:: What you should do ::
Select from the records below every line that has the word "true" in it.

:: Exercise inputs ::
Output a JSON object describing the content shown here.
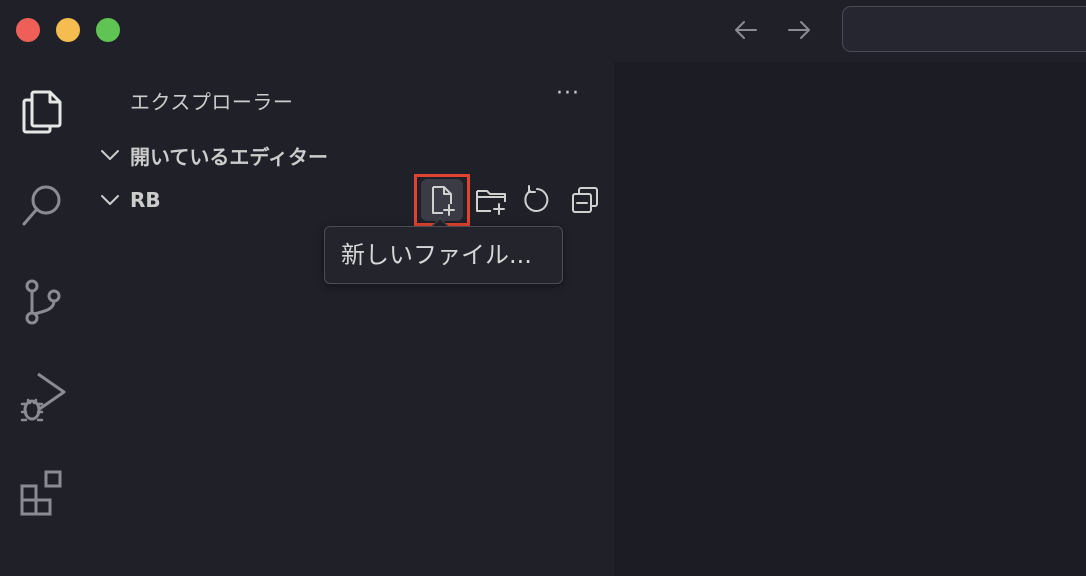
{
  "window": {
    "traffic_lights": [
      "close",
      "minimize",
      "maximize"
    ],
    "colors": {
      "close": "#ee5f58",
      "minimize": "#f5bd4f",
      "maximize": "#5fc454"
    }
  },
  "navigation": {
    "back_icon": "arrow-left-icon",
    "forward_icon": "arrow-right-icon"
  },
  "activity_bar": {
    "items": [
      {
        "id": "explorer",
        "icon": "files-icon",
        "active": true
      },
      {
        "id": "search",
        "icon": "search-icon"
      },
      {
        "id": "source-control",
        "icon": "source-control-icon"
      },
      {
        "id": "run-debug",
        "icon": "run-debug-icon"
      },
      {
        "id": "extensions",
        "icon": "extensions-icon"
      }
    ]
  },
  "sidebar": {
    "title": "エクスプローラー",
    "more_label": "···",
    "sections": [
      {
        "label": "開いているエディター",
        "expanded": true
      },
      {
        "label": "RB",
        "expanded": true
      }
    ],
    "toolbar": [
      {
        "id": "new-file",
        "icon": "new-file-icon",
        "highlighted": true
      },
      {
        "id": "new-folder",
        "icon": "new-folder-icon"
      },
      {
        "id": "refresh",
        "icon": "refresh-icon"
      },
      {
        "id": "collapse-all",
        "icon": "collapse-all-icon"
      }
    ]
  },
  "tooltip": {
    "text": "新しいファイル..."
  },
  "theme": {
    "background": "#1f2028",
    "editor_background": "#1c1d24",
    "highlight_border": "#e0432f",
    "foreground": "#cccccc"
  }
}
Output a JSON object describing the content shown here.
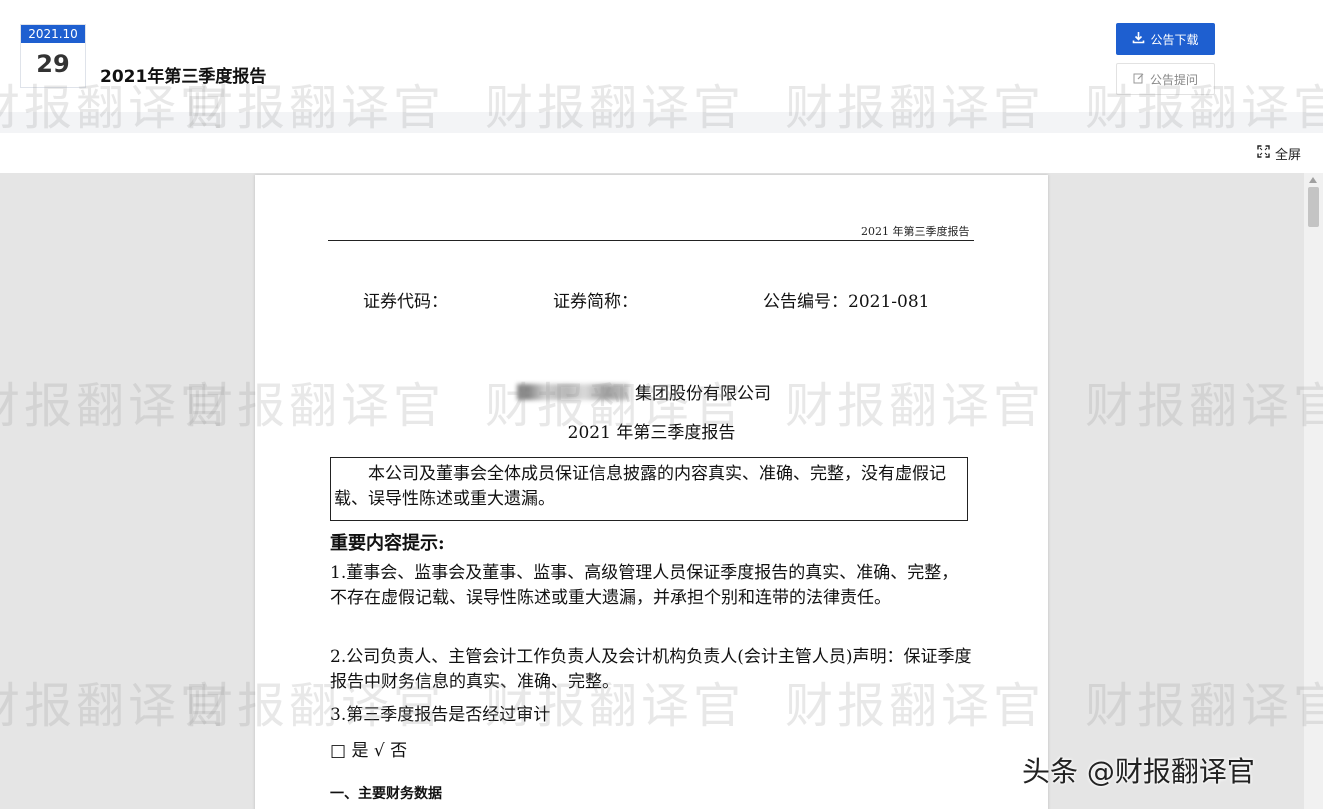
{
  "header": {
    "date_month": "2021.10",
    "date_day": "29",
    "title": "2021年第三季度报告",
    "download_label": "公告下载",
    "ask_label": "公告提问"
  },
  "toolbar": {
    "fullscreen_label": "全屏"
  },
  "document": {
    "running_header": "2021 年第三季度报告",
    "stock_code_label": "证券代码：",
    "stock_name_label": "证券简称：",
    "announcement_no": "公告编号：2021-081",
    "company_name": "集团股份有限公司",
    "report_title": "2021 年第三季度报告",
    "notice": "本公司及董事会全体成员保证信息披露的内容真实、准确、完整，没有虚假记载、误导性陈述或重大遗漏。",
    "important_heading": "重要内容提示:",
    "item1": "1.董事会、监事会及董事、监事、高级管理人员保证季度报告的真实、准确、完整，不存在虚假记载、误导性陈述或重大遗漏，并承担个别和连带的法律责任。",
    "item2": "2.公司负责人、主管会计工作负责人及会计机构负责人(会计主管人员)声明：保证季度报告中财务信息的真实、准确、完整。",
    "item3": "3.第三季度报告是否经过审计",
    "audit_answer": "□ 是 √ 否",
    "section1": "一、主要财务数据"
  },
  "watermark_text": "财报翻译官",
  "source_credit": "头条 @财报翻译官"
}
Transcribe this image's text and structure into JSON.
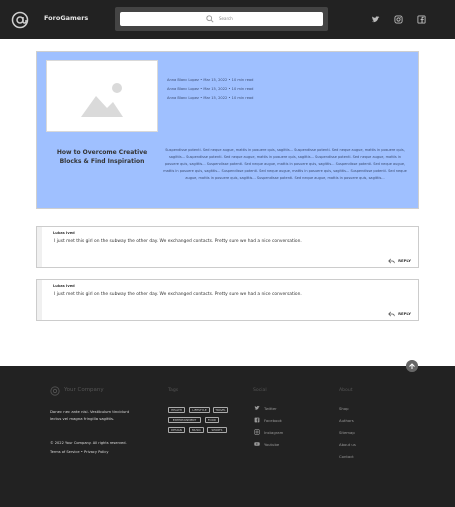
{
  "header": {
    "brand": "ForoGamers",
    "search_placeholder": "Search",
    "social_icons": [
      "twitter-icon",
      "instagram-icon",
      "facebook-icon"
    ]
  },
  "post": {
    "title": "How to Overcome Creative Blocks & Find Inspiration",
    "meta": [
      "Anna Blanc Lopez  •  Mar 15, 2022  •  10 min read",
      "Anna Blanc Lopez  •  Mar 15, 2022  •  10 min read",
      "Anna Blanc Lopez  •  Mar 15, 2022  •  10 min read"
    ],
    "excerpt": "Suspendisse potenti. Sed neque augue, mattis in posuere quis, sagittis... Suspendisse potenti. Sed neque augue, mattis in posuere quis, sagittis... Suspendisse potenti. Sed neque augue, mattis in posuere quis, sagittis... Suspendisse potenti. Sed neque augue, mattis in posuere quis, sagittis... Suspendisse potenti. Sed neque augue, mattis in posuere quis, sagittis... Suspendisse potenti. Sed neque augue, mattis in posuere quis, sagittis... Suspendisse potenti. Sed neque augue, mattis in posuere quis, sagittis... Suspendisse potenti. Sed neque augue, mattis in posuere quis, sagittis... Suspendisse potenti. Sed neque augue, mattis in posuere quis, sagittis..."
  },
  "comments": [
    {
      "author": "Lukas Ived",
      "text": "I just met this girl on the subway the other day. We exchanged contacts. Pretty sure we had a nice conversation.",
      "reply": "REPLY"
    },
    {
      "author": "Lukas Ived",
      "text": "I just met this girl on the subway the other day. We exchanged contacts. Pretty sure we had a nice conversation.",
      "reply": "REPLY"
    }
  ],
  "footer": {
    "brand": "Your Company",
    "description": "Donec nec ante nisi. Vestibulum tincidunt lectus vel magna fringilla sagittis.",
    "copyright": "© 2022 Your Company. All rights reserved.",
    "legal": "Terms of Service  •  Privacy Policy",
    "tags_title": "Tags",
    "tags": [
      "HEALTH",
      "LIFESTYLE",
      "TRAVEL",
      "ENTERTAINMENT",
      "FOOD",
      "DESIGN",
      "MUSIC",
      "SPORTS"
    ],
    "social_title": "Social",
    "social": [
      {
        "label": "Twitter",
        "icon": "twitter-icon"
      },
      {
        "label": "Facebook",
        "icon": "facebook-icon"
      },
      {
        "label": "Instagram",
        "icon": "instagram-icon"
      },
      {
        "label": "Youtube",
        "icon": "youtube-icon"
      }
    ],
    "about_title": "About",
    "about": [
      "Shop",
      "Authors",
      "Sitemap",
      "About us",
      "Contact"
    ]
  },
  "colors": {
    "header_bg": "#222222",
    "card_bg": "#9fc0ff",
    "footer_bg": "#222222"
  }
}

:: Answer to this exercise ::
        "active": true
        "expanded": true
        "expanded": true
        "highlighted": true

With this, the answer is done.